The current Prius is a third-generation car. More than 1 million examples have been sold in the United States since the introduction of the first-generation model was introduced here in 2000 as a 2001 model. (It was first launched in Japan in 1997.) The Toyota Prius was redesigned for 2010, sleeker and more powerful than the second-generation version (2004-2009 models). Prius was unchanged for 2011.
For 2012, Prius gets updated styling and an expansion of Toyota Entune connectivity features. Updated headlights and tail lights plus a new front fascia and bumper distinguish the 2012 Prius from the 2010-11 models.
The Prius models use a 1.8-liter gasoline engine along with the Permanent Magnet Synchronous Motor. Acceleration performance from the Prius is lethargic: 0 to 60 mph in 9.8 seconds. The CVT, or continuously variable transmission, is smooth.
There are three driving modes: EV, ECO and Power. EV is all electric, for very short distances at speeds under 25 mph; ECO provides the best fuel mileage, without noticeably compromising performance; and Power, the default mode, is needed for brisk acceleration.
Driving a Prius is easy. Handling is easy if not nimble at slow speeds, and the brakes are sensitive while being stacked with electronic capabilities for safety. The ride feels stiff over jagged slow bumps but smooth in most situation. Interior noise is surprisingly high despite increased sound insulation. Many owners might not notice, but others will.

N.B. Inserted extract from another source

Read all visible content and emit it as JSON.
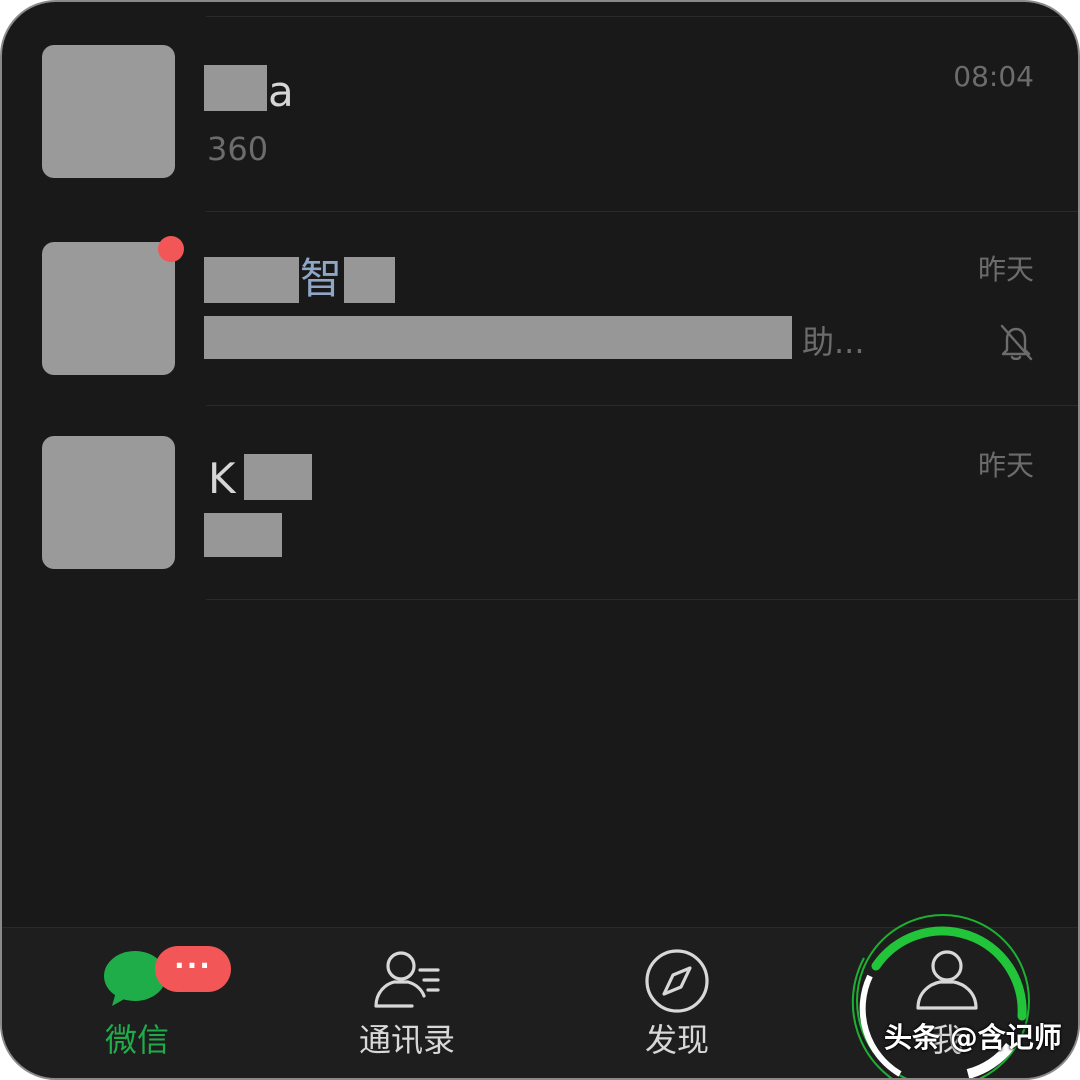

In the back seats, there's 36 inches of legroom, not great for a midsize car, though we view the Prius as a compact car, and the 60/40 split rear seats have a folding center armrest with two cupholders, for when there's not a third passenger back there.
Cargo space is generous with nearly 40 cubic feet of capacity when the back seats are dropped flat, and the big liftgate makes loading easy.
Prius comes loaded with technology. The Touch Tracer Display projects information before your eyes, so you can keep them on the road. Input comes from the pilot at the controls on the steering wheel, including not just audio and cruise control, but also climate control and trip computer, with telephone and other controls available. A solar-powered ventilation system is available, with remote pre-cooling to cool the car down to ambient temperature before you climb in on a hot day. There's a warning beep when you're unsteady in your lane; radar cruise control; Intelligent Parking Assist that will parallel park the Prius with no steering or throttle input from the driver; and pre-collision emergency braking to slightly reduce the impact when you don't see an accident coming but the car's radar does.
The Chevrolet Volt feels more like a midsize car and it feels more sophisticated and more upscale than the Prius does. The Prius feels lighter and more refined than the all-electric Nissan Leaf does.